Laying the foundation for long-term success


With the new academic year under way there are reasons to be cheerful and ride the momentum. But it’s also hard to write on education at the moment, without being at best anxious – we’re still dealing with the collateral damage of lockdown.

The landscape we’re facing
A paper by the Education Policy Institute has identified the increasing proportion of disadvantaged children in persistent poverty as a contributory cause of the lack of progress with narrowing the disadvantage gap.  

The gap in attainment between rich and poor pupils is at a 10-year high.
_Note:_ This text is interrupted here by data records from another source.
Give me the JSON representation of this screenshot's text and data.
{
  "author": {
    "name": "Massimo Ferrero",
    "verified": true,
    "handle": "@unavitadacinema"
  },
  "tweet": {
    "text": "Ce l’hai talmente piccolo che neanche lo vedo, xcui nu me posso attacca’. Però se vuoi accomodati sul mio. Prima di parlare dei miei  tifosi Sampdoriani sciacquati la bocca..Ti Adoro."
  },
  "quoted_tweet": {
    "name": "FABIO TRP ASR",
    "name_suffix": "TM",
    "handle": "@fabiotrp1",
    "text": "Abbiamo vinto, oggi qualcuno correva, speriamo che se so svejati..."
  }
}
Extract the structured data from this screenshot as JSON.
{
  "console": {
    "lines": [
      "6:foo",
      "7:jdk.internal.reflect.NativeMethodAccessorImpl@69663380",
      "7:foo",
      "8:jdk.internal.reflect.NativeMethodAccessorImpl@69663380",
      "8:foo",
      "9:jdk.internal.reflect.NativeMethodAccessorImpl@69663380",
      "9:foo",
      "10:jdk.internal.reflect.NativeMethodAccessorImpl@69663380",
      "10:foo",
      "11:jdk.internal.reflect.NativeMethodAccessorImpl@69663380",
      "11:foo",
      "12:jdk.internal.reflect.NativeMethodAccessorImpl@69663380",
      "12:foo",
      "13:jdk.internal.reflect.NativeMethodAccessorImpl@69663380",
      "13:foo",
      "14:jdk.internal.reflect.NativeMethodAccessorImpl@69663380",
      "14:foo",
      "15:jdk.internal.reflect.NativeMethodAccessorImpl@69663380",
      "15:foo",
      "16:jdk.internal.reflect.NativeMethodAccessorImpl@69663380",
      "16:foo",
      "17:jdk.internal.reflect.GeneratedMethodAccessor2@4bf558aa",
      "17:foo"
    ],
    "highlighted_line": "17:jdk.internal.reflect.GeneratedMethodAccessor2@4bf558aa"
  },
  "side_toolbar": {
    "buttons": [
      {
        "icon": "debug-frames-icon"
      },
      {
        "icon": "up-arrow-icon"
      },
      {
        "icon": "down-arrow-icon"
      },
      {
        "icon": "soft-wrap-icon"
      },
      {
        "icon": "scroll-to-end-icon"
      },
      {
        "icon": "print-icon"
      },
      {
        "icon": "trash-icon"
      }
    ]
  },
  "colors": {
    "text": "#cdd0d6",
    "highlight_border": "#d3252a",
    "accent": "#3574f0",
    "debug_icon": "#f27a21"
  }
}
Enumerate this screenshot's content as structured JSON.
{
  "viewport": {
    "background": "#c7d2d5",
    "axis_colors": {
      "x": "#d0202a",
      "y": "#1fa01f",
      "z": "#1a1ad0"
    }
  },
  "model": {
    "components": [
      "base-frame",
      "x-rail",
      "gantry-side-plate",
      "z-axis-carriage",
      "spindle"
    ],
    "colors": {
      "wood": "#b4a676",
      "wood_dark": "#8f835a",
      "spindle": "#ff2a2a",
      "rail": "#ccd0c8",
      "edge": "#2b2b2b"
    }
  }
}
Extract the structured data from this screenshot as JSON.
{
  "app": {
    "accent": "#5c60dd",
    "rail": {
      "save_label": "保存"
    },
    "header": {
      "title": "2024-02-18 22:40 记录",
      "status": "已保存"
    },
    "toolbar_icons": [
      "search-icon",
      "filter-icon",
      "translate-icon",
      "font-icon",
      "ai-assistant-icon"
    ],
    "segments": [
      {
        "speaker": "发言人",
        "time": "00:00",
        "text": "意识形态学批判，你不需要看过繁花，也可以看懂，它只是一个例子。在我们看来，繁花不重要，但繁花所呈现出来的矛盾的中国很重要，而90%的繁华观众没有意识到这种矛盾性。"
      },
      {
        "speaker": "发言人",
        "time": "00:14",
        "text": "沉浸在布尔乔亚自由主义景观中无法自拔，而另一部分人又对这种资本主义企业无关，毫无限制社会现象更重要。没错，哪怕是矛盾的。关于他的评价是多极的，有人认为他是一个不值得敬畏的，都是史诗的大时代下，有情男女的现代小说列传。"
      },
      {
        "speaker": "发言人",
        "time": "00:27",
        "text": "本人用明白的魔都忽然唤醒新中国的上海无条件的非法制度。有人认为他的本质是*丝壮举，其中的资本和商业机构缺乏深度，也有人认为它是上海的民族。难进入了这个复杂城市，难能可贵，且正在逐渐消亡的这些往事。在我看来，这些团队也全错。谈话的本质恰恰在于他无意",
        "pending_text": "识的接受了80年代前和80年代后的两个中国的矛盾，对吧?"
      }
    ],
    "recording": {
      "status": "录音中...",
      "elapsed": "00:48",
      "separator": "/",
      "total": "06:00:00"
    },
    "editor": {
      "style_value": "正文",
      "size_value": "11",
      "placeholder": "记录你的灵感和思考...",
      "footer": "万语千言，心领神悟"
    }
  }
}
Children from less wealthy backgrounds are now 18 months behind their better off classmates thanks to schools being closed in 2020. (Closing the Gap? Trends in Educational Attainment and Disadvantage)

Levelling up remains an unmet challenge, while the resources needed to do so (or even indeed to remain in equilibrium) are under huge pressure – not helped by an economic crisis and five changes of Secretary of state for Education in a year.

It’s worrying that Government departments have been told to prepare for cuts to enforce “fiscal discipline” and the Treasury has said there will be “an update on school budgets in due course”. Whichever sector of education you look at, there is little comfort in current headlines:

  • Exponential rises in resource and energy costs have far outstripped budget;
  • Unfunded pay offer risks school funding crisis;
  • School trips could be axed in bid to save staff;
  • School cannot afford textbooks after £100,000 energy rise;
  • A network of school leaders in Worcestershire has expressed "grave concerns" about an "immediate funding crisis" caused by staff pay rises.

Against this background there will be renewed pressure for Schools to join successful Trusts, both for self-preservation against the external pressures faced in the sector, but also to capitalise in the skills, expertise and resources which emerge from working together.

There’s a telling quote from the former Secretary of State (Kit Malthouse) in a recent article:
That means getting into those schools that are not performing, really intervening firmly and swiftly, turning them around, ... not being shy to amalgamate trusts, to expand the good ones, backing quality where we can, being honest with the sector about what is needed.”

Future predictions
There are obviously limits and constraints to growth – but there is a clear imperative for Trusts to take the initiative in determining their own direction of travel within this national policy.  

Ideally – in growing a Trust – one would see quantifiable benefits both for the individual Schools concerned and for the Trust as a whole.

Whichever route is chosen, a need to undertake thorough due diligence, navigate the legal complexities of growth, and manage relationships with the DfE and ESFA will draw upon a skill set which may already exist in larger, established, Trusts but cannot be taken for granted.

A company such as EPM which concentrates on professional and sector expertise can be an essential partner and guide at each stage in a Trust’s life. Providing external challenge and support for Trusts to ascertain their readiness to grow in capacity, compliance, and strong governance, as well as providing a clear evaluation of the scalability of the operation: their strengths and areas for improvement. Afterall, it requires careful planning across every area of operation to develop successfully and establish a well-informed strategy; one built upon experience, insights, and best practices, to minimise disruption and make the best use of available resources. Leveraging our experience of working with over 2,600 Trusts we support all types of growth journey – from the first steps through to successful conclusion – by helping Schools and Trusts in the sector to develop a deep understanding of what it takes to grow effectively, operate efficiently, and support performance improvement for pupils and staff alike.

Money and resources are in stewardship for our children who are best served if these stewarded resources are managed in an effective and efficient way: if we don’t get the money right (contracts, resources, purchasing), and the logistics (tight scheduling and efficient deployment of staff, accurate data to inform policy and management), it’s the children who suffer.

Get it right, and we’re laying the foundation for their long-term success.